“You don’t think about things. If you’re on the guns, you’re on the guns,” he said.
The soldiers who stormed Normandy’s beaches arrived on 36-foot vessels with blunt bows that opened down to provide soldiers an exit ramp. These are the boats pictured in iconic, black-and-white images from that day, with soldiers huddled in anticipation, staring at the smoke-filled beach.
That morning, Seaman First Class Horace Clark drove his boat with 36 soldiers over the choppy waters to Utah Beach, which the Allies added at the end, the westernmost spot.
The 19-year-old New Jersey native had enlisted in the Coast Guard the year before. While stationed on the USS Joseph T. Dickman, Clark was charged with ferrying soldiers during the Normandy invasion.
Now 89 and living in Kendall, he recalls hearing bullets whizzing by as they neared the beach.
“I don’t know how close you have to be to hear bullets,” he says. “But I heard them.”
Still, fear didn’t cripple him.
“When you’re young, you’re not going to die,” he said. “That’s for old people.”
After the soldiers disembarked, as he and his three fellow crew members pulled away, the far end of the boat hit a Nazi mine in the water. It blasted a hole in the vessel, and the crew jumped overboard and swam for their lives.
“None of us got hurt,” he says.
He doesn’t remember how long he was in the water, but they eventually made it to a larger drop-off boat that had carried a tank.
For Clark, the episode serves as a reminder that even though Omaha Beach gets a lot of attention from Hollywood, there were many dangerous battles across Normandy’s shore that day.

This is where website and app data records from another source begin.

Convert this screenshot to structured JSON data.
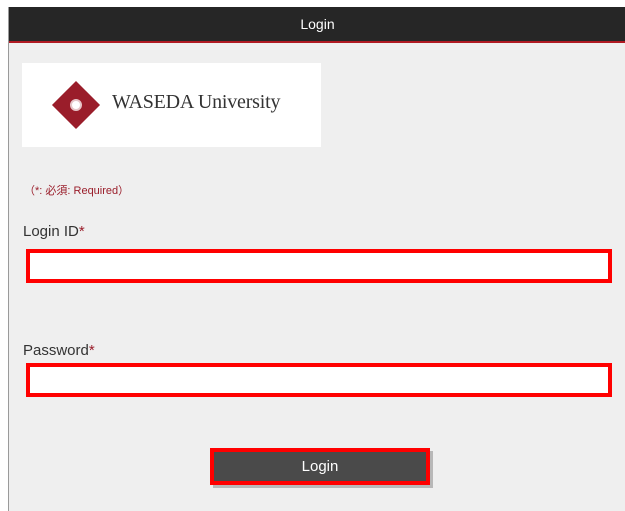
{
  "header": {
    "title": "Login"
  },
  "logo": {
    "text": "WASEDA University",
    "icon": "waseda-seal-icon",
    "brand_color": "#9a1d2a"
  },
  "form": {
    "required_note": "（*: 必須: Required）",
    "login_id": {
      "label": "Login ID",
      "required_mark": "*",
      "value": "",
      "placeholder": ""
    },
    "password": {
      "label": "Password",
      "required_mark": "*",
      "value": "",
      "placeholder": ""
    },
    "submit_label": "Login"
  },
  "colors": {
    "header_bg": "#262626",
    "header_accent": "#b01a23",
    "panel_bg": "#efefef",
    "highlight": "#ff0000",
    "button_bg": "#4a4a4a"
  }
}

Choppy tides and strong gusts broke against the Naval ship carrying Pfc. Isadore Friedman on June 7, 1944, one day after the Allied forces began the invasion.
Friedman, who carried nearly 60 pounds of equipment, climbed overboard onto the nets into a small boat. Wearing a dark yellow “Mae West” life preserver over his armor and carrying an M1 rifle, Friedman was given his first assignment — to secure safe passageway into Omaha Beach.

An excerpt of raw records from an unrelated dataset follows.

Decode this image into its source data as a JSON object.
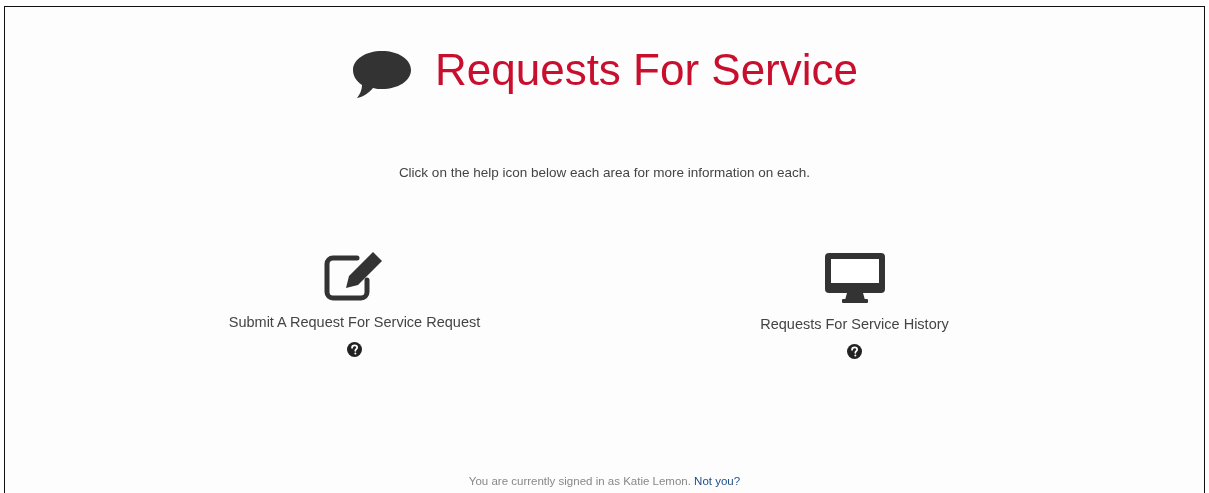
{
  "header": {
    "title": "Requests For Service"
  },
  "intro": "Click on the help icon below each area for more information on each.",
  "options": [
    {
      "kind": "edit",
      "label": "Submit A Request For Service Request"
    },
    {
      "kind": "monitor",
      "label": "Requests For Service History"
    }
  ],
  "footer": {
    "text": "You are currently signed in as Katie Lemon.",
    "link": "Not you?"
  }
}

“The Germans had these big spikes at the beach, where we couldn’t use our landing barge but we had to get out,” said Friedman, who was about 100 feet away from the shore.
“We got off the boat and shot a rope into the beach. Somebody was supposed to peg it and we would pull ourselves in,” Friedman said, “but it didn’t stay.”

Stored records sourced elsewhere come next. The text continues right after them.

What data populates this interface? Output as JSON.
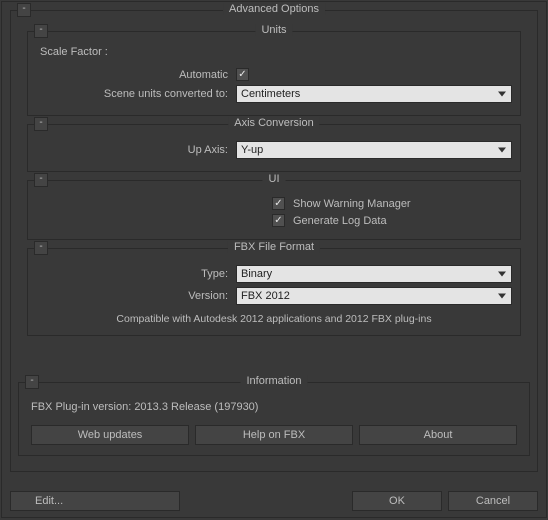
{
  "outer_title": "Advanced Options",
  "units": {
    "title": "Units",
    "collapse": "-",
    "scale_label": "Scale Factor :",
    "automatic_label": "Automatic",
    "automatic_checked": true,
    "converted_label": "Scene units converted to:",
    "converted_value": "Centimeters"
  },
  "axis": {
    "title": "Axis Conversion",
    "collapse": "-",
    "upaxis_label": "Up Axis:",
    "upaxis_value": "Y-up"
  },
  "ui": {
    "title": "UI",
    "collapse": "-",
    "warning_label": "Show Warning Manager",
    "warning_checked": true,
    "log_label": "Generate Log Data",
    "log_checked": true
  },
  "fbx": {
    "title": "FBX File Format",
    "collapse": "-",
    "type_label": "Type:",
    "type_value": "Binary",
    "version_label": "Version:",
    "version_value": "FBX 2012",
    "compat": "Compatible with Autodesk 2012 applications and 2012 FBX plug-ins"
  },
  "info": {
    "title": "Information",
    "collapse": "-",
    "plugin_text": "FBX Plug-in version: 2013.3 Release (197930)",
    "web_btn": "Web updates",
    "help_btn": "Help on FBX",
    "about_btn": "About"
  },
  "bottom": {
    "edit": "Edit...",
    "ok": "OK",
    "cancel": "Cancel"
  }
}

Meanwhile, the small boat he and his fellow Army soldiers were in began to sink.
“We all went down and two of the fellas didn’t come up,” said Friedman, now 91 and living in Tamarac. “I turned my pellets on [in the preserver] and I shot up. Somebody grabbed my rope and I pulled myself in.”
Friedman had no time to thank his savior. They hit the beach and scattered toward the concrete pillboxes on top of a hill.
“It was taken already, but it was still difficult because there were snipers shooting at us.”
The worst of the fighting at Omaha had happened the day before.
“I was fortunate I wasn’t there,” said Friedman, holding back tears. “I was one of those cats that had more or less close to nine lives.”
Even for those who endure and survive, war exacts a very real and permanent human toll.
Ask G. Holmes Braddock, the retired Miami-Dade County School Board member, who remembers his time as an Army medic on a hospital ship that would take wounded soldiers home. Throughout the invasion, he oversaw wards filled with men who had lost arms and legs from combat or trench foot. He wondered what it was like to be in the fray.
‘You can’t imagine what went on,” he says.
In Bedford, Va., a group of veterans will gather Friday to dedicate a statue of a lone soldier named “Homage.” The statue commemorates the Bedford Boys, 19 young men who were killed at D-Day. Four more died later, making Bedford the nation’s hardest hit community, proportionately, from D-Day.
Miami resident Ash Rothlein helped organize the effort to erect the monument and will be there for the occasion. He, like so many, has been recognized by the French government with the French Legion of Honor medals for their service.
On Friday, he will bequeath his to “Homage.”
“To me, that’s a representation of all those who perished that day.”